Source records —
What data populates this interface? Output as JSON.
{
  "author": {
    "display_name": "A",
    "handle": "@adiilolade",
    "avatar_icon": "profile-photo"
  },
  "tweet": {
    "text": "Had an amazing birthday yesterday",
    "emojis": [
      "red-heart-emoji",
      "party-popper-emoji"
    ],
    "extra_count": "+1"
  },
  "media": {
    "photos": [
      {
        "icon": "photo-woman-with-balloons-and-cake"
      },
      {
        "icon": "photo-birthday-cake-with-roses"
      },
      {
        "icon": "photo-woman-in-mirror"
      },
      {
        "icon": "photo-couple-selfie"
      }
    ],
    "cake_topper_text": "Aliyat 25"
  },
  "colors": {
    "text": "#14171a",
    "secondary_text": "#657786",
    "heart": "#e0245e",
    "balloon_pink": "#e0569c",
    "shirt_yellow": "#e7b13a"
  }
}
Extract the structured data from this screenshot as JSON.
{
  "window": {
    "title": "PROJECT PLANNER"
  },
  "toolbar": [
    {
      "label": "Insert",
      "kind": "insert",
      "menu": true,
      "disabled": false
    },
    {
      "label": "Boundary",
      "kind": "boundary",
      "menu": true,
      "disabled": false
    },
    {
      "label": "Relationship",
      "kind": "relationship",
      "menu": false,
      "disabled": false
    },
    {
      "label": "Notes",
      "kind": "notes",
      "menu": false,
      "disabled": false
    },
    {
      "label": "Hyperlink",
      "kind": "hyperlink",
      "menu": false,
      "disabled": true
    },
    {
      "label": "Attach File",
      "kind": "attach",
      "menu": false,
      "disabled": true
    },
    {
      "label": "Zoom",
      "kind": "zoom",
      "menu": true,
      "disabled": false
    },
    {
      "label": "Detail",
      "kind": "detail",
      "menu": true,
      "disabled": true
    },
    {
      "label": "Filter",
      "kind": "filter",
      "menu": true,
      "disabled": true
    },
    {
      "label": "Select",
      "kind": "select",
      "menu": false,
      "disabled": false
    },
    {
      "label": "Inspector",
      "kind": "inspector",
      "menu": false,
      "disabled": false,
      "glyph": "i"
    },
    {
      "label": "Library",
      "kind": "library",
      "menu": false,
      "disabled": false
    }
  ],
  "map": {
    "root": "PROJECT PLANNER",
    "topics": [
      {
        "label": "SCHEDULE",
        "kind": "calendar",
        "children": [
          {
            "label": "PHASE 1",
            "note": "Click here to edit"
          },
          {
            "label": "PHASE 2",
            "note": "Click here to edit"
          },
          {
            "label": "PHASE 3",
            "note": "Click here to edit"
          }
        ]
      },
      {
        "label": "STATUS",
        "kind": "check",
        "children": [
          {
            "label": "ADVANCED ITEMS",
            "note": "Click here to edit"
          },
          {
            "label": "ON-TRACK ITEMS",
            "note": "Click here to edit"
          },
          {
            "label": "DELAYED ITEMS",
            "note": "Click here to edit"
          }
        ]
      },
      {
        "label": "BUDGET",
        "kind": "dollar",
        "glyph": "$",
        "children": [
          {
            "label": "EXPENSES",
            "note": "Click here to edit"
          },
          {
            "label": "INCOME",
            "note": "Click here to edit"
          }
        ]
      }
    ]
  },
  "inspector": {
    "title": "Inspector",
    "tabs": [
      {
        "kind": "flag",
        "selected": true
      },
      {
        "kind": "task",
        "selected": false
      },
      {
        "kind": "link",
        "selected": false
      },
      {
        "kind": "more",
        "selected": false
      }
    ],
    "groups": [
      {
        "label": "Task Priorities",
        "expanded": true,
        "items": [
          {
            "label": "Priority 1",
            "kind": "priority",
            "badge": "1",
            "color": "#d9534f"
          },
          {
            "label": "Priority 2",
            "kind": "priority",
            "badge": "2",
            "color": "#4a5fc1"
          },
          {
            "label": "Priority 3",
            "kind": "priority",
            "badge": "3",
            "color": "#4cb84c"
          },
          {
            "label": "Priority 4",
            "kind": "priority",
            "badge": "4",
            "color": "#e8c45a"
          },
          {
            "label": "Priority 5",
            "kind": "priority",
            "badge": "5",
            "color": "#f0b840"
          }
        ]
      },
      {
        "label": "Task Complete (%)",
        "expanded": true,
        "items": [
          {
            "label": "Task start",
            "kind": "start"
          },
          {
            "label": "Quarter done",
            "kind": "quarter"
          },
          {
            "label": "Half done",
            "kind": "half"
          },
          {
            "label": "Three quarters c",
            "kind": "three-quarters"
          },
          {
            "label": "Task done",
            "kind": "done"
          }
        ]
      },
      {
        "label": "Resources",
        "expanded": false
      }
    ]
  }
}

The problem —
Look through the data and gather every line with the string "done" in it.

Written response —
            "label": "Quarter done",
            "label": "Half done",
            "label": "Task done",
            "kind": "done"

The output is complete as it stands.